It occurred to me that having obtained approximate values for the various frequencies and amplitudes from my crude recreation of the transient, we could model it in a spreadsheet and tune them to get a really good reconstruction of the graph you started with.
So for the transient I plugged in:
- a period of 4 seconds
- a per cycle attenuation of 1/4 (i.e., each complete cycle reduces the amplitude by three quarters),
- an amplitude at one quarter cycle (t=1 second) of -8. (Making C negative meant I could drop the phase shift φ=π.)
and for the steady state portion:
- a period of 1 second
- an amplitude of 2.8 (roughly)
- a phase of 0 (i.e. just sin(wdt)).

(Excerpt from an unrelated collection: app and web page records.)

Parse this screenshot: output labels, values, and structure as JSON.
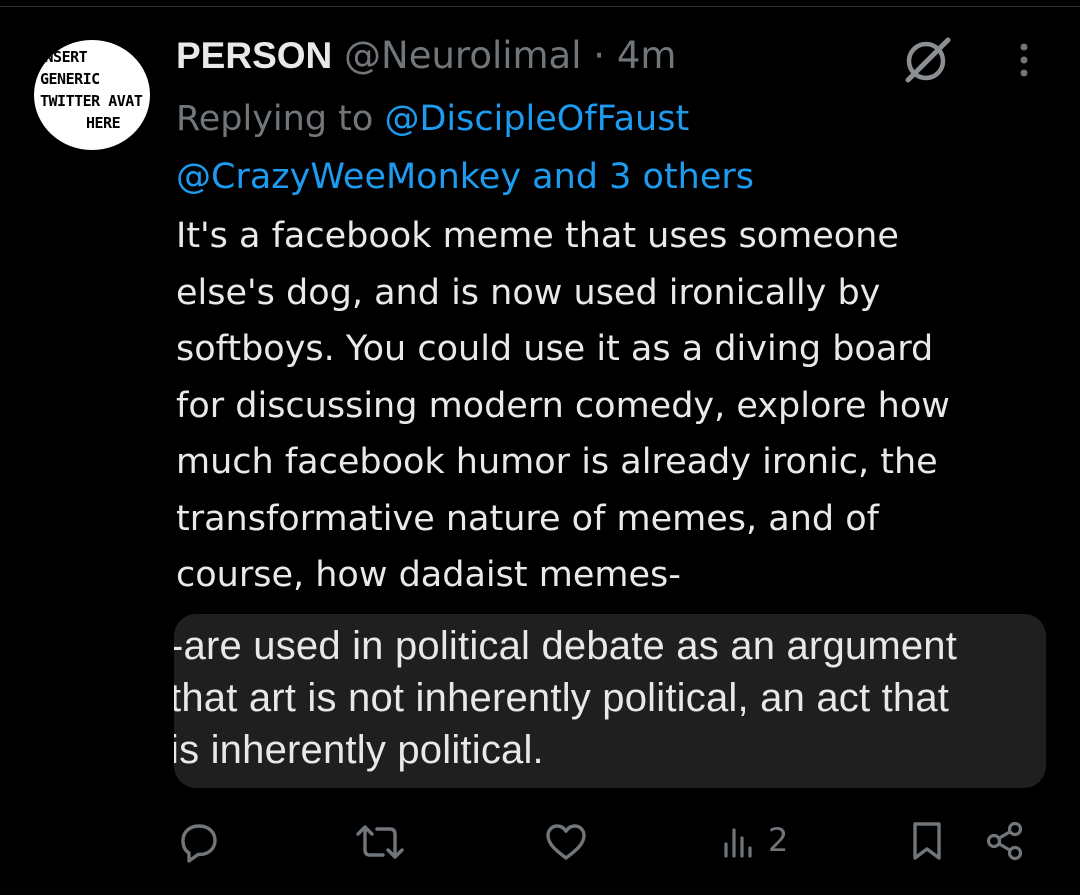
{
  "avatar": {
    "lines": [
      "INSERT",
      "GENERIC",
      "TWITTER AVAT",
      "HERE"
    ]
  },
  "tweet": {
    "display_name": "PERSON",
    "handle": "@Neurolimal",
    "separator": "·",
    "timestamp": "4m",
    "reply_prefix": "Replying to ",
    "reply_mention_1": "@DiscipleOfFaust",
    "reply_mention_2": "@CrazyWeeMonkey and 3 others",
    "body_lines": [
      "It's a facebook meme that uses someone",
      "else's dog, and is now used ironically by",
      "softboys. You could use it as a diving board",
      "for discussing modern comedy, explore how",
      "much facebook humor is already ironic, the",
      "transformative nature of memes, and of",
      "course, how dadaist memes-"
    ],
    "pasted_lines": [
      "-are used in political debate as an argument",
      "that art is not inherently political, an act that",
      "is inherently political."
    ]
  },
  "actions": {
    "views_count": "2"
  },
  "colors": {
    "background": "#000000",
    "primary_text": "#e7e9ea",
    "secondary_text": "#71767b",
    "link": "#1d9bf0",
    "pasted_bg": "#1f1f1f"
  },
  "icons": {
    "header_right": [
      "grok-icon",
      "more-options-icon"
    ],
    "action_bar": [
      "reply-icon",
      "retweet-icon",
      "like-icon",
      "views-icon",
      "bookmark-icon",
      "share-icon"
    ]
  }
}
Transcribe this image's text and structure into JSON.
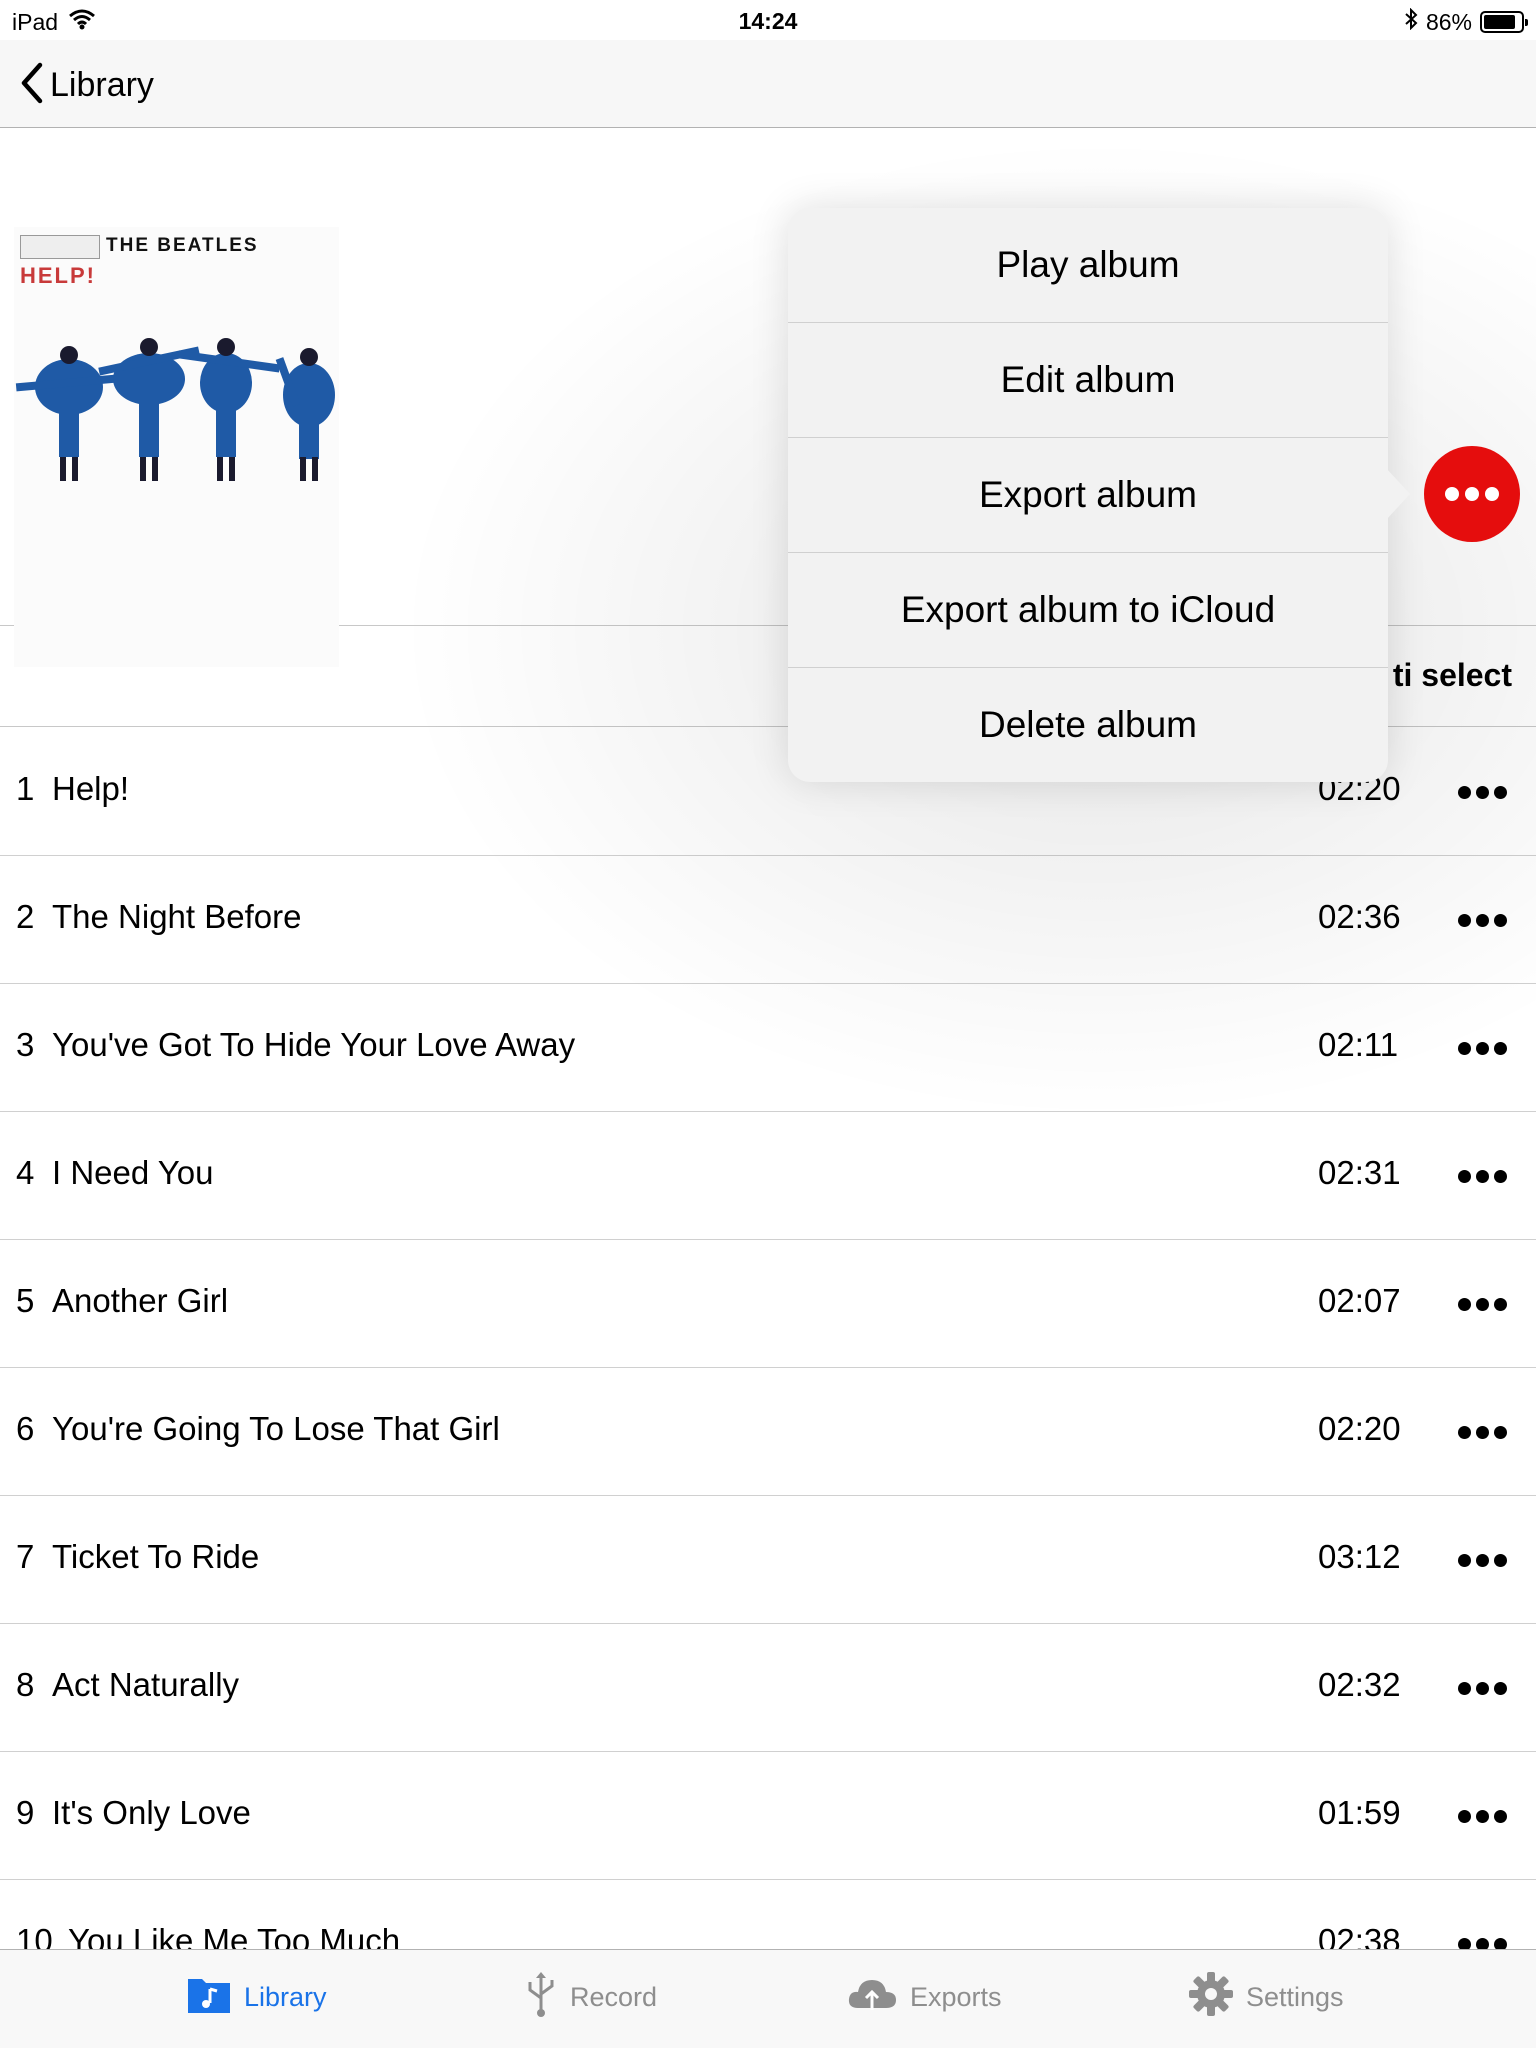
{
  "status_bar": {
    "device": "iPad",
    "time": "14:24",
    "battery": "86%",
    "battery_level": 0.86
  },
  "nav": {
    "back_label": "Library"
  },
  "album": {
    "art_title": "THE BEATLES",
    "art_subtitle": "HELP!"
  },
  "subheader": {
    "multi_select_label": "ti select"
  },
  "popover": {
    "items": [
      "Play album",
      "Edit album",
      "Export album",
      "Export album to iCloud",
      "Delete album"
    ],
    "trigger_color": "#e50d0d"
  },
  "tracks": [
    {
      "num": "1",
      "title": "Help!",
      "duration": "02:20"
    },
    {
      "num": "2",
      "title": "The Night Before",
      "duration": "02:36"
    },
    {
      "num": "3",
      "title": "You've Got To Hide Your Love Away",
      "duration": "02:11"
    },
    {
      "num": "4",
      "title": "I Need You",
      "duration": "02:31"
    },
    {
      "num": "5",
      "title": "Another Girl",
      "duration": "02:07"
    },
    {
      "num": "6",
      "title": "You're Going To Lose That Girl",
      "duration": "02:20"
    },
    {
      "num": "7",
      "title": "Ticket To Ride",
      "duration": "03:12"
    },
    {
      "num": "8",
      "title": "Act Naturally",
      "duration": "02:32"
    },
    {
      "num": "9",
      "title": "It's Only Love",
      "duration": "01:59"
    },
    {
      "num": "10",
      "title": "You Like Me Too Much",
      "duration": "02:38"
    }
  ],
  "tab_bar": {
    "tabs": [
      {
        "label": "Library",
        "icon": "folder-music-icon",
        "active": true
      },
      {
        "label": "Record",
        "icon": "usb-icon",
        "active": false
      },
      {
        "label": "Exports",
        "icon": "cloud-upload-icon",
        "active": false
      },
      {
        "label": "Settings",
        "icon": "gear-icon",
        "active": false
      }
    ],
    "accent_color": "#1a73e8"
  }
}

With no tweaking at all, it produced:

Look familiar?

happyparticle
haruspex said:
So what is ##|\frac{x(t_0+T/2)}{x(t_0)}|##?

Even with all your explanation I don't know what is that.##x(t_0) = -Ce^{\Gamma t_0/2}##

If C is the amplitude (-8). Where's x at t=0. In my head at t=0 x = 0.

With the values above did you find ##\omega_0## ?

EpselonZero said:
Even with all your explanation I don't know what is that.
Just plug in the expressions I gave for x(t0) and x(t0+T/2) in the preceding line.
EpselonZero said:
##x(t_0) = -Ce^{\Gamma t_0/2}##

If C is the amplitude (-8). Where's x at t=0. In my head at t=0 x = 0.

With the values above did you find ##\omega_0## ?
I defined t0 as the time of the first minimum. It is not t=0.
Yes, I found ##\omega_0##.

haruspex said:
Just plug in the expressions I gave for x(t0) and x(t0+T/2) in the preceding line.

##\frac{C^e{-\Gamma t_0/2}e^{-\Gamma T/4}}{-Ce^{-\Gamma t_0/2}} = 4/-8##

##\Gamma = 0.69##

Like that?